Haider is also a critic of identity politics, but with a crucial difference: he knows the history of the term and is working from within the tradition that produced it. As he explains, the idea has radical roots. It originated with the Combahee River Collective, an organisation of black lesbian feminist socialists in Boston who published a landmark statement in 1977: “This focusing upon our own oppression is embodied in the concept of identity politics. We believe that the most profound and potentially most radical politics come directly out of our own identity, as opposed to working to end somebody else’s oppression.”
This is the original demand of identity politics, and it’s one that Haider embraces: for a revolutionary practice rooted in people’s identities as racialised, sexed, gendered and classed individuals who face interlocking systems of oppression. These systems have to be fought together, by organising people of different identities in what Haider calls “a project of universal emancipation” devoted to dismantling all of the structures that make them unfree, including and especially capitalism itself.
But if anticapitalist revolution is where identity politics began, it has since become something quite different, and is now invoked by certain liberals and leftists to serve distinctly non-revolutionary ends, Haider argues. It involves members of marginalised groups demanding inclusion, recognition, or restitution from above – a seat at the table. These demands are made in response to very real injuries endured by those groups. But their method, he says, ends up strengthening the structures that produced those injuries in the first place.
Drawing on Wendy Brown’s idea of “wounded attachments”, Haider contends that identity politics causes people to become invested in their marginalisation as a source of identity, and to continuously enact that identity as a form of politics. This approach can extract occasional concessions from the system but cannot build the power necessary to transform it.
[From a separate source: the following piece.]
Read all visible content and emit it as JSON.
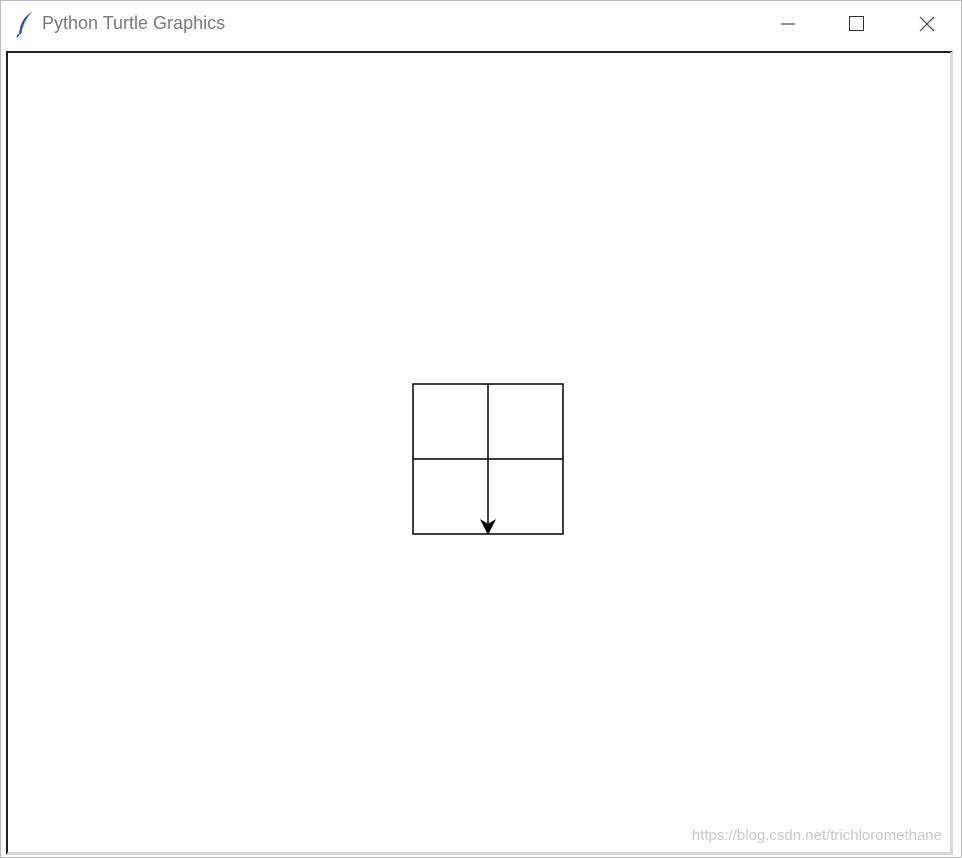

Building that power will require forging a “new insurgent universality”, Haider believes. This doesn’t mean pretending that everyone is the same. It doesn’t mean elevating one identity – that of the white male worker, say – above all others. Rather, the universality that Haider wants is built from below. It is “created and recreated in the act of insurgency”, as people come together to combat the common enemy lurking behind their particular oppressions. Freedom for ourselves – whoever “we” are – is inseparable from freedom for everyone. If emancipation is always self-emancipation, self-emancipation is always a collective endeavour.